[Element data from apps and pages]
[Start of section]
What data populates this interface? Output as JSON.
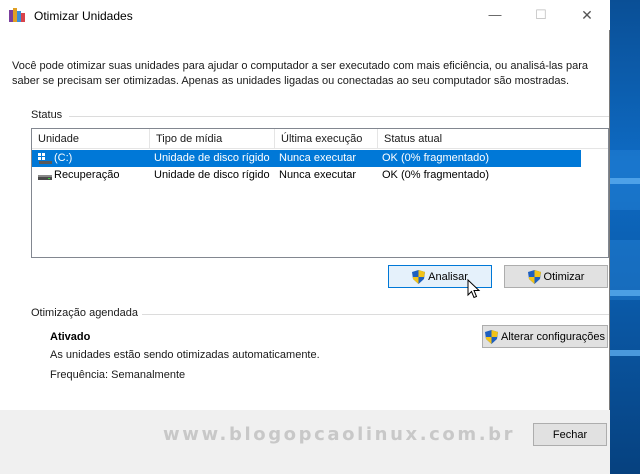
{
  "window": {
    "title": "Otimizar Unidades",
    "icon": "defrag-app-icon",
    "controls": {
      "minimize": "—",
      "maximize": "☐",
      "close": "✕"
    }
  },
  "intro_text": "Você pode otimizar suas unidades para ajudar o computador a ser executado com mais eficiência, ou analisá-las para saber se precisam ser otimizadas. Apenas as unidades ligadas ou conectadas ao seu computador são mostradas.",
  "status": {
    "label": "Status",
    "columns": [
      "Unidade",
      "Tipo de mídia",
      "Última execução",
      "Status atual"
    ],
    "rows": [
      {
        "drive": "(C:)",
        "media": "Unidade de disco rígido",
        "last_run": "Nunca executar",
        "status": "OK (0% fragmentado)",
        "selected": true,
        "icon": "windows-drive-icon"
      },
      {
        "drive": "Recuperação",
        "media": "Unidade de disco rígido",
        "last_run": "Nunca executar",
        "status": "OK (0% fragmentado)",
        "selected": false,
        "icon": "hard-drive-icon"
      }
    ],
    "analyze_label": "Analisar",
    "optimize_label": "Otimizar"
  },
  "scheduled": {
    "label": "Otimização agendada",
    "state": "Ativado",
    "description": "As unidades estão sendo otimizadas automaticamente.",
    "frequency": "Frequência: Semanalmente",
    "change_settings_label": "Alterar configurações"
  },
  "footer": {
    "close_label": "Fechar",
    "watermark": "www.blogopcaolinux.com.br"
  },
  "colors": {
    "selection": "#0078d7",
    "button": "#e1e1e1",
    "button_focused": "#e5f1fb",
    "footer": "#f0f0f0",
    "desktop": "#0c5aa0"
  }
}
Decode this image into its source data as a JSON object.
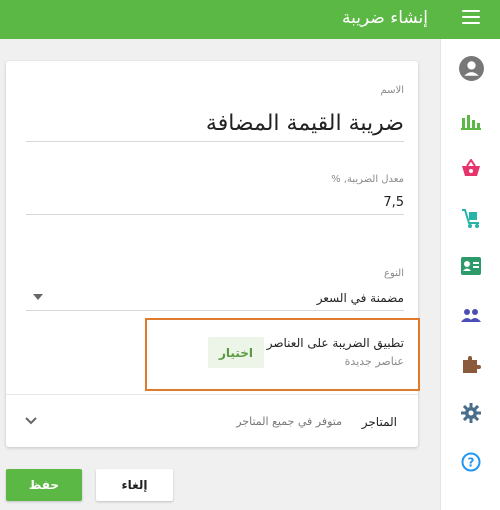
{
  "header": {
    "title": "إنشاء ضريبة"
  },
  "form": {
    "name_label": "الاسم",
    "name_value": "ضريبة القيمة المضافة",
    "rate_label": "معدل الضريبة, %",
    "rate_value": "7,5",
    "type_label": "النوع",
    "type_value": "مضمنة في السعر",
    "apply_title": "تطبيق الضريبة على العناصر",
    "apply_sub": "عناصر جديدة",
    "pick_label": "اختيار",
    "stores_label": "المتاجر",
    "stores_value": "متوفر في جميع المتاجر"
  },
  "actions": {
    "save_label": "حفظ",
    "cancel_label": "إلغاء"
  },
  "sidebar": {
    "items": [
      {
        "icon": "user-icon"
      },
      {
        "icon": "chart-icon"
      },
      {
        "icon": "basket-icon"
      },
      {
        "icon": "cart-icon"
      },
      {
        "icon": "id-card-icon"
      },
      {
        "icon": "users-icon"
      },
      {
        "icon": "puzzle-icon"
      },
      {
        "icon": "gear-icon"
      },
      {
        "icon": "help-icon"
      }
    ]
  },
  "colors": {
    "primary": "#5cb845",
    "highlight": "#e07b2e"
  }
}
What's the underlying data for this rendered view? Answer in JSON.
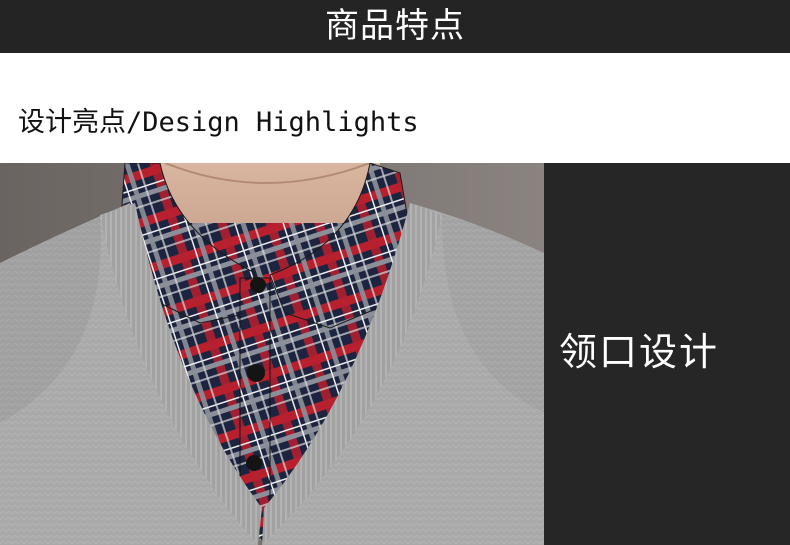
{
  "header": {
    "title": "商品特点"
  },
  "section": {
    "subtitle": "设计亮点/Design Highlights"
  },
  "feature": {
    "label": "领口设计"
  },
  "colors": {
    "header_bg": "#242424",
    "panel_bg": "#262626",
    "sweater_gray": "#a9a9a9",
    "plaid_navy": "#1c2440",
    "plaid_red": "#b8202e"
  }
}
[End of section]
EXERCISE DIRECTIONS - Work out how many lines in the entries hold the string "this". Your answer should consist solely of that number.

WRITTEN ANSWER - 3